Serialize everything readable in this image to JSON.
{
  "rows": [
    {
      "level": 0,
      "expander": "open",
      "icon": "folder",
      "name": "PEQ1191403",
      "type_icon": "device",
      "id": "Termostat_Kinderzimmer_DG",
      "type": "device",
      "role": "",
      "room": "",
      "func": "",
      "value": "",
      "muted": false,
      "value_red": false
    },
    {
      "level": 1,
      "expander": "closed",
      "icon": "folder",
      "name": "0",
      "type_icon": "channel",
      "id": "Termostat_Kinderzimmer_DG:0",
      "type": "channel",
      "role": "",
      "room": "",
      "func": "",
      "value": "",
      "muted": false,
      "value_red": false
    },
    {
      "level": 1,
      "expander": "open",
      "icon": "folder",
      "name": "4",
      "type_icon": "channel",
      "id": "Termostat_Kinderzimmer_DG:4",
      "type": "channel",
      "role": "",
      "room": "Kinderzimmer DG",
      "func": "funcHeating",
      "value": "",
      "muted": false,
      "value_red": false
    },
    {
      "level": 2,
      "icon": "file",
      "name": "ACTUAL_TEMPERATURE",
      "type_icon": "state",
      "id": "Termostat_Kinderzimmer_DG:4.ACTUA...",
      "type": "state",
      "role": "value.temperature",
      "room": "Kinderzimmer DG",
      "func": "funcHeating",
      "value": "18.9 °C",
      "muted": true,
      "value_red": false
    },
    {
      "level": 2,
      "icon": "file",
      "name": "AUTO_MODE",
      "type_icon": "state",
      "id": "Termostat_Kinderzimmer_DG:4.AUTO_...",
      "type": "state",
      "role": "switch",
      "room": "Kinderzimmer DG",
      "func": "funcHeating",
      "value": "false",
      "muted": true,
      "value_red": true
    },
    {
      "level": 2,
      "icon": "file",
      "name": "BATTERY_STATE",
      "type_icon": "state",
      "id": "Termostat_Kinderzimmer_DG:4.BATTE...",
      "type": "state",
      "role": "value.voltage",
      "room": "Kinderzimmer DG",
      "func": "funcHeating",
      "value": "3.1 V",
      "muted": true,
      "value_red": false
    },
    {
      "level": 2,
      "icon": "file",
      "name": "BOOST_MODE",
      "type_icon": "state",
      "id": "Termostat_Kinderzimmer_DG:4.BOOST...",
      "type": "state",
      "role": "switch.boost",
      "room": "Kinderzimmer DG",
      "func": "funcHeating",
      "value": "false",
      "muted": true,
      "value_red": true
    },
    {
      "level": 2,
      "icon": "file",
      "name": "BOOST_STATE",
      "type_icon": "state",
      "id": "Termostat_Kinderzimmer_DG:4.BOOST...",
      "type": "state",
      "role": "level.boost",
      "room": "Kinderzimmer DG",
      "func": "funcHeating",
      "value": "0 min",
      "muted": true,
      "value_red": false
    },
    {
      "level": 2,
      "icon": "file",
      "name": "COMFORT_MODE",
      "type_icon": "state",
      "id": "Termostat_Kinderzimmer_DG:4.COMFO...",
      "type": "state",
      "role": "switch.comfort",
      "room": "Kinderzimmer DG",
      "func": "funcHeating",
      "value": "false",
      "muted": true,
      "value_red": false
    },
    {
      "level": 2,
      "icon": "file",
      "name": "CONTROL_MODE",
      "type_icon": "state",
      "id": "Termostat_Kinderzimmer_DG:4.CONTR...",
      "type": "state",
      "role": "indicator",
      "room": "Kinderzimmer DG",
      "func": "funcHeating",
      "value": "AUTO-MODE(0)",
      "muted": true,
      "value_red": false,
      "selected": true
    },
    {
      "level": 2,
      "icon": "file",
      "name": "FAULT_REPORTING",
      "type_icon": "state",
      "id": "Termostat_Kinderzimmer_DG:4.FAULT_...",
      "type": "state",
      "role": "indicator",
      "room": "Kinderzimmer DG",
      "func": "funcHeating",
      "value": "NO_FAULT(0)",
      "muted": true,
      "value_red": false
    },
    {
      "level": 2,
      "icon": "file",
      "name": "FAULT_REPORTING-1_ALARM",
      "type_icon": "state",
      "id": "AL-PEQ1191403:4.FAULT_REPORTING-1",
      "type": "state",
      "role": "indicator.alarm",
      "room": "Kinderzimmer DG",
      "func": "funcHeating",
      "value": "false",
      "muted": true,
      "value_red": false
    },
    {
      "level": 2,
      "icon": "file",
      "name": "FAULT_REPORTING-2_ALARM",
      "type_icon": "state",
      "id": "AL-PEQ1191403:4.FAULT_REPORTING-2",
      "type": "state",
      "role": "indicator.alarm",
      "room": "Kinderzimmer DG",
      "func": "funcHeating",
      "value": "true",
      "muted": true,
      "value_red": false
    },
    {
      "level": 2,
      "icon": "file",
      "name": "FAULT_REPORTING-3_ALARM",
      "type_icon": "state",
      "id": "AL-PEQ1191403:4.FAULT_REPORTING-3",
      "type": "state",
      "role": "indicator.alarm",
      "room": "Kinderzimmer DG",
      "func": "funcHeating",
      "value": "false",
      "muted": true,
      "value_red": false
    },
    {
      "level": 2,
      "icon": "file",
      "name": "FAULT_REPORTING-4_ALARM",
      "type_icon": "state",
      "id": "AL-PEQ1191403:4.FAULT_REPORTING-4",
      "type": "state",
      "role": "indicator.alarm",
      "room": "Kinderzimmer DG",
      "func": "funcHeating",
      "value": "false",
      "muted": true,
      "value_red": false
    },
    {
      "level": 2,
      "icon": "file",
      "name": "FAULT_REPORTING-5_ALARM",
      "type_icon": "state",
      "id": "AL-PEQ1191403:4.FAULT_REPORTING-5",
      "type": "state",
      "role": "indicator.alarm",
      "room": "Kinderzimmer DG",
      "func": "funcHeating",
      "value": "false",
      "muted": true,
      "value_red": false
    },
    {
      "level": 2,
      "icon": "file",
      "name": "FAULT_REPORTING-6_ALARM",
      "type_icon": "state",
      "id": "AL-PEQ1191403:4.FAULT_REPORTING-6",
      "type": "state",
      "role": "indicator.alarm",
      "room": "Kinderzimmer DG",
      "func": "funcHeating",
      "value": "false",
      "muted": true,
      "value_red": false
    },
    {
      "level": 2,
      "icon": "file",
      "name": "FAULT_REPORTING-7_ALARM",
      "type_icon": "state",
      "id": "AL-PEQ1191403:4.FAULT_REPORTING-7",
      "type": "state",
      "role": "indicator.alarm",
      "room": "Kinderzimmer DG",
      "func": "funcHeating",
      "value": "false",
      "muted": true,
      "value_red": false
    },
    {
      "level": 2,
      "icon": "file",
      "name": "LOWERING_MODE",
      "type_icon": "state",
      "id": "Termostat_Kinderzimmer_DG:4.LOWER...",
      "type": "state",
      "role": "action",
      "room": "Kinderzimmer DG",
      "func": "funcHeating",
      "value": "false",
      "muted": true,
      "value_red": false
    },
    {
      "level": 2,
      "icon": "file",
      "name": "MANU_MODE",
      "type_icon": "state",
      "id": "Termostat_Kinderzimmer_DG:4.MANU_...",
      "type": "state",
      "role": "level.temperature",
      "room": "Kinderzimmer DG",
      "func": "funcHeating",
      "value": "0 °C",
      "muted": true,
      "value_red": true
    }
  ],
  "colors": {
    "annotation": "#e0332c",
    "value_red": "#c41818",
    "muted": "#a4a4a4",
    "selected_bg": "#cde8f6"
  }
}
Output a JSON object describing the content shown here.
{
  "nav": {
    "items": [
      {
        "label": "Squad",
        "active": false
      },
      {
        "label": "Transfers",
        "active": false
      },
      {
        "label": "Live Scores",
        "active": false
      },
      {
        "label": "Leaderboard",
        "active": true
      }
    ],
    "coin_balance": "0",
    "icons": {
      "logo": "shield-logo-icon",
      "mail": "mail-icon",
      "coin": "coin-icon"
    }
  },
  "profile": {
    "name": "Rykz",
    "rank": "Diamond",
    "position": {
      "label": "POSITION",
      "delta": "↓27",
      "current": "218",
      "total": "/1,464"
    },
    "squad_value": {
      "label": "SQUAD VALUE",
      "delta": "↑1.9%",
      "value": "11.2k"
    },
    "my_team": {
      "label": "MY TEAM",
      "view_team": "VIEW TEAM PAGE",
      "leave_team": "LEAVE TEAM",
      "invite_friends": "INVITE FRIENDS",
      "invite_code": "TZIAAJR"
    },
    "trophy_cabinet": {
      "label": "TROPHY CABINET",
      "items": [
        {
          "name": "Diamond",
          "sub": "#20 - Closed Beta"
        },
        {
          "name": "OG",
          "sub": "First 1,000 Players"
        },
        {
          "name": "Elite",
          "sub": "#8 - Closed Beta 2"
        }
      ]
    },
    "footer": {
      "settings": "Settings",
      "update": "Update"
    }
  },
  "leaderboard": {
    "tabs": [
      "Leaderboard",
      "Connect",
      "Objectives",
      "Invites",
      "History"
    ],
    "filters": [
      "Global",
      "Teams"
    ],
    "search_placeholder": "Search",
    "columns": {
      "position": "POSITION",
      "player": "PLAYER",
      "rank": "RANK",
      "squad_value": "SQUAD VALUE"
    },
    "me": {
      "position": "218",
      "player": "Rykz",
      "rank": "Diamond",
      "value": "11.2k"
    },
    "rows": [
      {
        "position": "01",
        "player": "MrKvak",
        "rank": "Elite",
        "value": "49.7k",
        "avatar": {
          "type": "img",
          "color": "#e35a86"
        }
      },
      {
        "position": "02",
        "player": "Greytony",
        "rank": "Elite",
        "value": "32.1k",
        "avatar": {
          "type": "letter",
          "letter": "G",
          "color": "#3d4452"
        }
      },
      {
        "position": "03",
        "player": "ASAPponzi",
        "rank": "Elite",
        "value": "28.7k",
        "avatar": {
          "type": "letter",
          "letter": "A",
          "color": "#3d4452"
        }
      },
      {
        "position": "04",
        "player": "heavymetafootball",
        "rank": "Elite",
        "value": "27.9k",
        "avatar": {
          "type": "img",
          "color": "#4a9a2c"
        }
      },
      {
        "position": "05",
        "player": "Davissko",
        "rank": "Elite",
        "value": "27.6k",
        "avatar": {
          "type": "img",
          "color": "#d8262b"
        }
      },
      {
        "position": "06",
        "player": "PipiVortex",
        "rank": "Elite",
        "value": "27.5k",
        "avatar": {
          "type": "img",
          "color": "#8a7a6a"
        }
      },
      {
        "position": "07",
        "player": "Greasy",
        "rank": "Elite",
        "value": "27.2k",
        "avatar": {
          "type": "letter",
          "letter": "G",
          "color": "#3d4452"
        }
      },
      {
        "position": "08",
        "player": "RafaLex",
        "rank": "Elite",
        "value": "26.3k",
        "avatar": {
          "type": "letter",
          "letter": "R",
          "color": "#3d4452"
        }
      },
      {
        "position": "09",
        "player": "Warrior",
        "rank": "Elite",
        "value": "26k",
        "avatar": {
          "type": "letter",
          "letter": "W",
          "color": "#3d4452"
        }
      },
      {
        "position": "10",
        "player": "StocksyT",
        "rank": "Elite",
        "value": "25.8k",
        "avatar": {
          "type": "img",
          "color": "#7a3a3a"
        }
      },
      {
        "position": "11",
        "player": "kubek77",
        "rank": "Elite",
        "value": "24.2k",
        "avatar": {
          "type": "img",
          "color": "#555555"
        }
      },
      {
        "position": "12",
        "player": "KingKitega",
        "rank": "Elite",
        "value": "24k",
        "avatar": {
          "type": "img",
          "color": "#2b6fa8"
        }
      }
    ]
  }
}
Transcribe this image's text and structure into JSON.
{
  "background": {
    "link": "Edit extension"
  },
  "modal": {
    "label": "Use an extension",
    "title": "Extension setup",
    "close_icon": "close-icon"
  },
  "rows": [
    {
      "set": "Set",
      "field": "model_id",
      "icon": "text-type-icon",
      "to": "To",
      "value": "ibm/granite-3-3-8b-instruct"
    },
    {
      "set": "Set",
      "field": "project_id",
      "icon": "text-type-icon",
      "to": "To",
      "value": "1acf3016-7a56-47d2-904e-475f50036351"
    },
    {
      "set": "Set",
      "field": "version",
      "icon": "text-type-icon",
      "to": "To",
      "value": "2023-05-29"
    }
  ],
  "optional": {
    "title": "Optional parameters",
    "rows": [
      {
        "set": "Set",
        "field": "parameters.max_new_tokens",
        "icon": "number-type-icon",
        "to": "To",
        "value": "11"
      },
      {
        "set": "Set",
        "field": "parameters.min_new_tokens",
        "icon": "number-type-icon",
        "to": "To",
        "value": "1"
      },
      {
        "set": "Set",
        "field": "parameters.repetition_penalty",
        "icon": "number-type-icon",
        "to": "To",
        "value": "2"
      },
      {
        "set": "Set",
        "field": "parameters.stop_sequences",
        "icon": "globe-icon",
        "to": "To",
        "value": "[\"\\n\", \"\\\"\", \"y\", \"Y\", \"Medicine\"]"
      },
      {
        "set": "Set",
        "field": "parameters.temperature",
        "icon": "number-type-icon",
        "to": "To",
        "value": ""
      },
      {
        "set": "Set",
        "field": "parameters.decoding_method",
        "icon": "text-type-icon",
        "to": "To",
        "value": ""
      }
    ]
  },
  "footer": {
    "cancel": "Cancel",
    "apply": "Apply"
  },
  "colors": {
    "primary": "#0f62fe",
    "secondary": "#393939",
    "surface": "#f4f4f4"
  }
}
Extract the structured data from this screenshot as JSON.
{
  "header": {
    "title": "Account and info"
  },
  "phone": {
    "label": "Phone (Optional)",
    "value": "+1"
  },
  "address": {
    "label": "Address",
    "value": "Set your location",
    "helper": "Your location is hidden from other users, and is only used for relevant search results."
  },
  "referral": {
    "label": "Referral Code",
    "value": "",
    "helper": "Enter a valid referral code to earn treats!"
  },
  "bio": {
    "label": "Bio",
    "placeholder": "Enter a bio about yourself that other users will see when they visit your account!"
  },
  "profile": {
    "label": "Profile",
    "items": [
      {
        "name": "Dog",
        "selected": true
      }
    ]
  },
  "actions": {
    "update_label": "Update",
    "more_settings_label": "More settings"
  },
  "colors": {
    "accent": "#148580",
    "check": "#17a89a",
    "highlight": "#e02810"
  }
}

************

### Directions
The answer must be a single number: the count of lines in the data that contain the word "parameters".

### Exercise result
7